I am sifting through the rubble, and that alone is painful. My soul feels cracked and bruised and worn, and sifting through the rubble rubs the wounds raw. But what else is there to do? I do not want to leave the good behind. I have already lost too much.
The first time, I had just begun to see the cracks in the foundation. I thought the patch work was going just fine. This can be fixed, this can be salvaged, I didn’t expect anyone to hit the button and watch the whole thing come down. I at least expected to be warned. But I wasn’t. The whole thing came crashing down, and I wasn’t the only one still inside. At least there were people to search through the rubble with. We have been searching, sifting, patching each other’s wounds, handing each other the good pieces. The work is slow, the wounds are deep, but I think we are all going to make it out alive. Limping, but alive.
This time there are less gaping wounds. Just a hollow emptiness. Where there once were warmth and walls there is now a cold cement floor and the sound of the wind. The cracks had turned to holes long ago, and I had even stopped trying to patch anything long ago. But it finally came down, the roof over my head, and I am left standing in the rubble.
Sometimes, while searching through the rubble, I dream of setting whole thing aflame. I’ve lit a match more than once, only to snuff it out just before I let it drop to the ground. It turns out I am not someone who burns things to the ground, just someone who thinks about it.
I’ve learned just a tiny bit about burning. I burned my hand on a hot handle last week. I learned at Urgent Care that the amount of pain I was in was a good sign. A third degree burn seers the nerves bad enough that they stop feeling. At the time, I sort of wished I had clung to that handle a little longer.
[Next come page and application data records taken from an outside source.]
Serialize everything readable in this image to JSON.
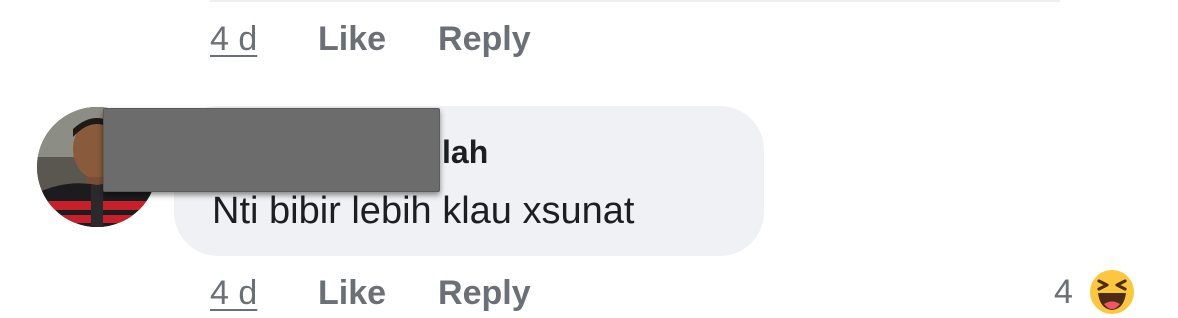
{
  "previous_comment": {
    "timestamp": "4 d",
    "like_label": "Like",
    "reply_label": "Reply"
  },
  "comment": {
    "author_visible_suffix": "lah",
    "text": "Nti bibir lebih klau xsunat",
    "timestamp": "4 d",
    "like_label": "Like",
    "reply_label": "Reply",
    "reaction_count": "4",
    "reaction_icon": "haha-reaction-icon"
  },
  "colors": {
    "bubble": "#f0f1f4",
    "secondary_text": "#6b6f76",
    "primary_text": "#1c1e21",
    "redaction": "#6c6c6c",
    "reaction_yellow": "#fcc73d"
  }
}
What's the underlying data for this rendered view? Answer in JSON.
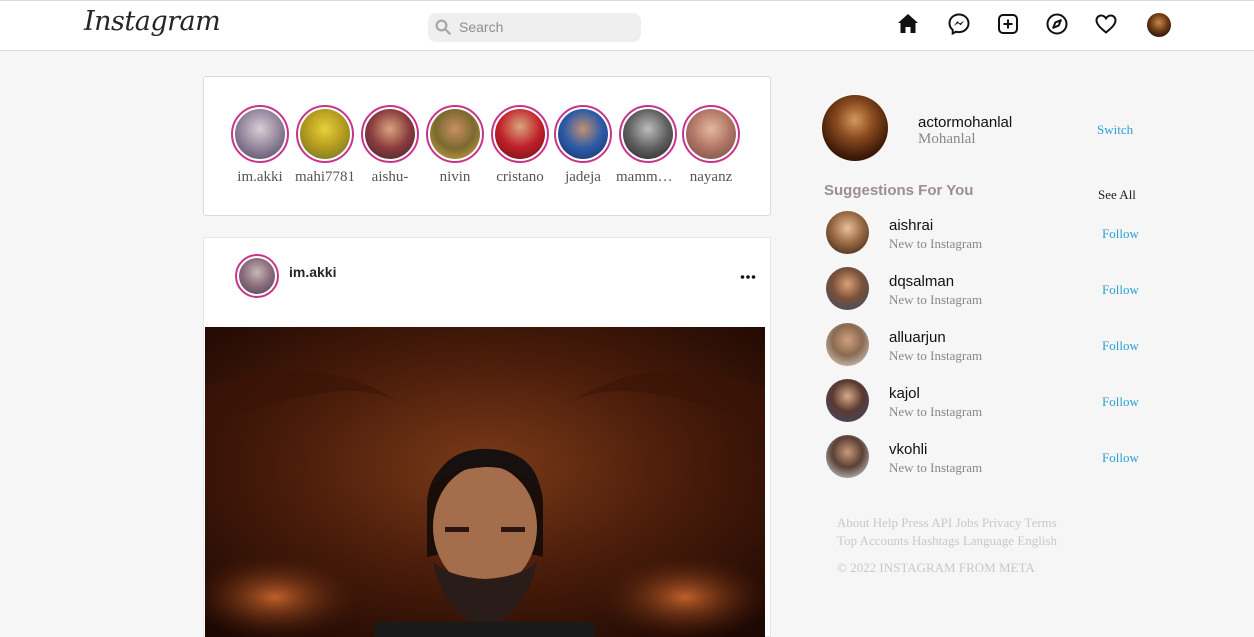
{
  "header": {
    "logo": "Instagram",
    "search_placeholder": "Search"
  },
  "stories": [
    {
      "name": "im.akki"
    },
    {
      "name": "mahi7781"
    },
    {
      "name": "aishu-"
    },
    {
      "name": "nivin"
    },
    {
      "name": "cristano"
    },
    {
      "name": "jadeja"
    },
    {
      "name": "mammootty"
    },
    {
      "name": "nayanz"
    }
  ],
  "post": {
    "username": "im.akki"
  },
  "profile": {
    "username": "actormohanlal",
    "name": "Mohanlal",
    "switch_label": "Switch"
  },
  "suggestions": {
    "title": "Suggestions For You",
    "see_all": "See All",
    "items": [
      {
        "username": "aishrai",
        "subtitle": "New to Instagram",
        "action": "Follow"
      },
      {
        "username": "dqsalman",
        "subtitle": "New to Instagram",
        "action": "Follow"
      },
      {
        "username": "alluarjun",
        "subtitle": "New to Instagram",
        "action": "Follow"
      },
      {
        "username": "kajol",
        "subtitle": "New to Instagram",
        "action": "Follow"
      },
      {
        "username": "vkohli",
        "subtitle": "New to Instagram",
        "action": "Follow"
      }
    ]
  },
  "footer": {
    "links_line1": "About Help Press API Jobs Privacy Terms",
    "links_line2": "Top Accounts Hashtags Language English",
    "copyright": "© 2022 INSTAGRAM FROM META"
  },
  "colors": {
    "story_ring": "#c8348a",
    "link_blue": "#2a9fd8",
    "suggestion_title": "#9c8e96"
  }
}
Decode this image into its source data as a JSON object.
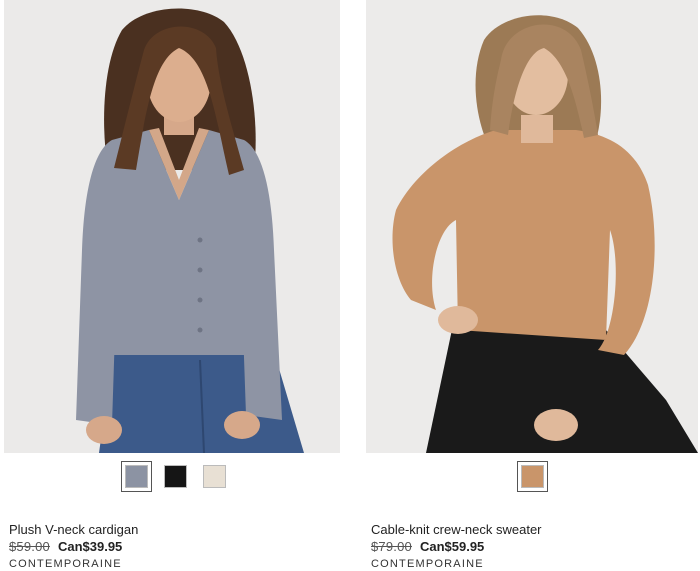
{
  "products": [
    {
      "name": "Plush V-neck cardigan",
      "original_price": "$59.00",
      "sale_price": "Can$39.95",
      "brand": "CONTEMPORAINE",
      "image_description_icon": "model-grey-cardigan-image",
      "swatches": [
        {
          "color": "#8c93a3",
          "selected": true
        },
        {
          "color": "#151515",
          "selected": false
        },
        {
          "color": "#e8e0d4",
          "selected": false
        }
      ]
    },
    {
      "name": "Cable-knit crew-neck sweater",
      "original_price": "$79.00",
      "sale_price": "Can$59.95",
      "brand": "CONTEMPORAINE",
      "image_description_icon": "model-tan-sweater-image",
      "swatches": [
        {
          "color": "#c9956a",
          "selected": true
        }
      ]
    }
  ]
}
At least then I wouldn’t be in pain.
Not feeling the pain comes with its own costs. You just plain stop feeling. I have just enough hope left to want to avoid that. I have just enough left to believe that my capacity to feel should remain in tact, that it won’t always hurt this bad. I have learned just enough about restoration and redemption, to put the matches away.
Instead, I am sifting through the rubble. I am feeling the grit along my open wounds. I am searching for the pieces that are beautiful.